“No, you can’t deny women their basic rights and pretend it’s about your “religious freedom.” If you don’t like birth control, don’t use it. Religious freedom doesn’t mean you can force others to live by your own beliefs.”—President Barack Obama (via legypsy)
I like Lucy Liu, and I’m pleased they’re casting a WOC as Watson because TV NEVER does that, but I’m worried they’re just doing this so they can slap them together while avoiding homoeroticism or, heaven forbid, gay people.
in my experience network television rarely ever shies away from homoerotic subtext between two white male leads. what they do tend to avoid is TEXTUALLY portraying two male (or female) characters in a same-sex romance, or even bother to put queer characters in the background. so what you end up with is a lot of closeness between two guys (bcs women rarely get to be co-leads lbr) that isn’t ever allowed to be more than that, instead it’s just teased at. a lot. because the networks know we’ll eat it up. so you get a lot of coded ‘no-homo’ jokes that reinforce how it’s never going to happen, and in fact that the idea of it is laughable, and show creators chuckling nervously about how they’re flattered but the close partnership between the two dudes they wrote was soooo not intended to be read as romantic i mean ew right
which happens on show after show after show
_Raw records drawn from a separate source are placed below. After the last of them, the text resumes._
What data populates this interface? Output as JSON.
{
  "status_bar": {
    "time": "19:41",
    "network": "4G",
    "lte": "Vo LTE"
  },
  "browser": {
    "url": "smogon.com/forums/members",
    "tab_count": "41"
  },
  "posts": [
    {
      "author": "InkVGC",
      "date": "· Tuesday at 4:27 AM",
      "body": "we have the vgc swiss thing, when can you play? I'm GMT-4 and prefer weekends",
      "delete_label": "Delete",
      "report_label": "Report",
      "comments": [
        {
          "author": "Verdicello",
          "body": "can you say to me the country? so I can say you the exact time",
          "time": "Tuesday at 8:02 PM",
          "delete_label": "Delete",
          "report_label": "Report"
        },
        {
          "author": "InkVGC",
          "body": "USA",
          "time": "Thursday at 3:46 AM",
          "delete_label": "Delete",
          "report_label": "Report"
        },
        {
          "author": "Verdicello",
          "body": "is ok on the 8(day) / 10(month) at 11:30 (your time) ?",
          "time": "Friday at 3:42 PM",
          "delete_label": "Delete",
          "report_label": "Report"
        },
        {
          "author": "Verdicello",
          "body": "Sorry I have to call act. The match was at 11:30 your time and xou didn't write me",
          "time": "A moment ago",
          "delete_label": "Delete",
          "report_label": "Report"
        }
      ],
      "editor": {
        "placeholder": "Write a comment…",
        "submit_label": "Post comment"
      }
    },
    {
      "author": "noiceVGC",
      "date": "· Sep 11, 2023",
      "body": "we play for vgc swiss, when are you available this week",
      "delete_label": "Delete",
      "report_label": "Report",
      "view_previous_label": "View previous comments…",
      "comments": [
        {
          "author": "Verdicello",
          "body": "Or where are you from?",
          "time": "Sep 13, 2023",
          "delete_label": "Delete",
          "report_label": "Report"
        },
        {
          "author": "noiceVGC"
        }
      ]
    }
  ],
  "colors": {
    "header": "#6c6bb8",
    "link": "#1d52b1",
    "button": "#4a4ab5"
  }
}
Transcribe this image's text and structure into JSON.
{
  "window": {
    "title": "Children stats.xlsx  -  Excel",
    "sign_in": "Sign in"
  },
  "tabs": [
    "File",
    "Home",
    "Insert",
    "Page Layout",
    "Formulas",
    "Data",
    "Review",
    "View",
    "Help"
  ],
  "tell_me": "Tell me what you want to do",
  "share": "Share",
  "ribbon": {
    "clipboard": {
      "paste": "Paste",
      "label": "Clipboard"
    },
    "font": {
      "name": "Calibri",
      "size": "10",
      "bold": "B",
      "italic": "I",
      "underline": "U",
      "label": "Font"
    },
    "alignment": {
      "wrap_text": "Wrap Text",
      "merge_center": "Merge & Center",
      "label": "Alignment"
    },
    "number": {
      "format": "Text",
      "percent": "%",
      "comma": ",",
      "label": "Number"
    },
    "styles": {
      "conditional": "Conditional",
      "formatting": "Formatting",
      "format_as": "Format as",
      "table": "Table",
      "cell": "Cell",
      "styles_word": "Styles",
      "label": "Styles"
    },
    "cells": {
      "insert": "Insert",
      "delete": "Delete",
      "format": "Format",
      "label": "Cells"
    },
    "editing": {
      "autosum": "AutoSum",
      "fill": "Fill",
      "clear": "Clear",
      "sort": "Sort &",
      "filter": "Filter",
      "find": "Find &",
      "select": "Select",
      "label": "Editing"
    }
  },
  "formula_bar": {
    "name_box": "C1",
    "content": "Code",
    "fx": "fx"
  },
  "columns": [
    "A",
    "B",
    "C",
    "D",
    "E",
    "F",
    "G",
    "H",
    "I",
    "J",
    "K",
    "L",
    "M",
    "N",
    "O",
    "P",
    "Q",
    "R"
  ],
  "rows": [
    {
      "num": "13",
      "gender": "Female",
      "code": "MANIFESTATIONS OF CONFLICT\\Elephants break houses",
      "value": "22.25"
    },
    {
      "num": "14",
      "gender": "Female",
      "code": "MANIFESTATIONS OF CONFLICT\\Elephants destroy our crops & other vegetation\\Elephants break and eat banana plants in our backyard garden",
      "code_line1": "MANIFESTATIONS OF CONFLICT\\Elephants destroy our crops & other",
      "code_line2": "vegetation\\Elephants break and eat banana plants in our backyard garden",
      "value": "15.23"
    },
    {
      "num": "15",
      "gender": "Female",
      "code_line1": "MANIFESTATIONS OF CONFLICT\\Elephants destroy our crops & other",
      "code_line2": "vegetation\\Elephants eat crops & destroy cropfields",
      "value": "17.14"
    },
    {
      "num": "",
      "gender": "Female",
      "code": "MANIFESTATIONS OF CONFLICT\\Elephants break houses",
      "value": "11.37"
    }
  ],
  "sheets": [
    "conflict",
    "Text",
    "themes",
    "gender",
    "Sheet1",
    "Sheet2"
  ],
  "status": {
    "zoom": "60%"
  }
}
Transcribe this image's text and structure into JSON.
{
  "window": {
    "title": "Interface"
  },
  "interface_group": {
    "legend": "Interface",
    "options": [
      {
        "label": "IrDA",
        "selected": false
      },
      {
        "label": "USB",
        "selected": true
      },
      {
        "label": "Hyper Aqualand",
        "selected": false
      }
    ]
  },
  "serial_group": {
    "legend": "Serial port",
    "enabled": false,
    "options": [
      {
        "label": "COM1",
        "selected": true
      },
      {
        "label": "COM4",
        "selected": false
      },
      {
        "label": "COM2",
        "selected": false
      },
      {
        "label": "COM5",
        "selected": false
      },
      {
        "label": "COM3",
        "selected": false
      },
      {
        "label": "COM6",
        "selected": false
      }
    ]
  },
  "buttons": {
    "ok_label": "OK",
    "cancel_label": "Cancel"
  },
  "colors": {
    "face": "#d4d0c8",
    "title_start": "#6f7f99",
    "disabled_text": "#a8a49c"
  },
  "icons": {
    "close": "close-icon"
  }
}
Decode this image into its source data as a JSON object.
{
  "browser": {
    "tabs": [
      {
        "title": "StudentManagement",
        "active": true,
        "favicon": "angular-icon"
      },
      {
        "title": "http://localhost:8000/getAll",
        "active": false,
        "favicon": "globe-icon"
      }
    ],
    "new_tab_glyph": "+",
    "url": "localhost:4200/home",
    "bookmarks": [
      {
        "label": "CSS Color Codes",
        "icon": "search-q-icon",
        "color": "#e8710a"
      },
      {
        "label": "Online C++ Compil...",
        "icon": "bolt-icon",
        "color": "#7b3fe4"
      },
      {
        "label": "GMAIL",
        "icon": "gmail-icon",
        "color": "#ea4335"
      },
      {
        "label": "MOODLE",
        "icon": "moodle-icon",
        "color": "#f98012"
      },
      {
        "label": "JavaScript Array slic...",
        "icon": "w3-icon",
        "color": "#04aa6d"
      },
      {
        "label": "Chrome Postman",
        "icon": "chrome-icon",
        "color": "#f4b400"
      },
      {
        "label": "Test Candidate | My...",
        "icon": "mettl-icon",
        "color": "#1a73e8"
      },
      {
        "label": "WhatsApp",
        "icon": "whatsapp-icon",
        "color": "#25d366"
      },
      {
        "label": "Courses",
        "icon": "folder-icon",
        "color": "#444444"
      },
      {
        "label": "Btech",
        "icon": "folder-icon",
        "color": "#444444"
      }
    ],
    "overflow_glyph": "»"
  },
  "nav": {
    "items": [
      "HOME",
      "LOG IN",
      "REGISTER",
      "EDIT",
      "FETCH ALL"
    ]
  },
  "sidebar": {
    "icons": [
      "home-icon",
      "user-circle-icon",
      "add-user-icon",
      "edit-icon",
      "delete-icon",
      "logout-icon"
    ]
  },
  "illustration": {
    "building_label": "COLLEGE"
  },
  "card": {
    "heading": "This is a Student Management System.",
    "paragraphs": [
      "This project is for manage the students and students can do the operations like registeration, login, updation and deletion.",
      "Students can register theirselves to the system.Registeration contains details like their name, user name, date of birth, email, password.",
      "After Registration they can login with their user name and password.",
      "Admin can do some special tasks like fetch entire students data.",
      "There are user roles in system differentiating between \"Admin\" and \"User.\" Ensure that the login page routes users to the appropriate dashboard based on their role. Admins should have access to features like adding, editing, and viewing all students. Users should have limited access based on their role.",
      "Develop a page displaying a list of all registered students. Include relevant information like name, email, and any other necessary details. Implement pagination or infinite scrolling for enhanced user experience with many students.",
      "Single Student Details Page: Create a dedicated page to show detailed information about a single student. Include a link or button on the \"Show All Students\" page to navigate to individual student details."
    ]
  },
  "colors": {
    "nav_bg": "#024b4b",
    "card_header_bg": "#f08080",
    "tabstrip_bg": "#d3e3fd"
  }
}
and as I see it that is WAY more of a blatant rejection of homosexuality than genderflipping a traditionally male character. which is all that has happened here. the way i see it there’s a few leaps being made that make me unable to follow most of the concern trolling on my dash:
- that casting a woman is ‘hetting’ up ACD’s Holmes (when neither the original text nor ANY adaptation i can name were ever textually queer to begin with, as awesome as that would’ve been. i’m tired of subtext, when will we finally get some text?)
- that Joan and Sherlock are OBVIOUSLY going to hook up (which isn’t quite so obvious when the Joan is a woman of color, it’s just not) (but also the assumption that a woman would NATURALLY only be brought in so that a romance could happen is faulty because it stems from fandom’s tendency to conflate women with icky girly romance and other things that have no place in their traditionally male-centric canons).
- that Lucy Liu’s casting is the problem and not Jonny Lee Miller’s (when the only problem I can see is that Sherlock wasn’t also genderflipped).
Fandom’s rage over all this is very typical and it’s an extension of the boys’-club mentality that forms around canons that hyperfocus on white straight male homosocial relationships, and that tend to marginalize anyone who isn’t that. The shows (and there are a lot of them) do it, and then the fans follow suit. There’s a lot of valid reasons to not be on board with another Holmes adaptation, but I don’t think this is one of them because I’ve seen it too many times before.
“How wrong to think I was anyone else, like thinking grass stains make you a beautiful view, like getting kissed makes you kissable, like feeling warm makes you coffee, like liking movies makes you a director. How utterly incorrect to think it any other way, a box of crap is treasures, a boy smiling means it, a gentle moment is a life improved. It’s not, it isn’t, catastrophic to think so, a pudgy toddler in a living room dreaming of ballerinas, a girl in bed star-eyed over Never by Candlelight, a nut thinking she is loved following a stranger in the street.”—Why We Broke Up, Daniel Handler (via iloseallmysweaters)
Interviewer:Which has more wire-work, Spidey or The Social Network?
Andrew Garfield:What’s funny is in that scene where I smash the computer, I had my hands attached to a wire because I got so tired. I had a whole rigging team with wires lifting my hands like puppeteers.
Andrew Garfield:Also I was too lazy to walk, so they put wires on my toes and heels when I needed to walk backwards. There was a scene where I flew, which I’m sure will be on the DVDs. I’m so mad at Mark, I flew at him in a rage.
Interviewer:Oh you’re joking. Damn your dry British wit. You had me. You’re a good actor.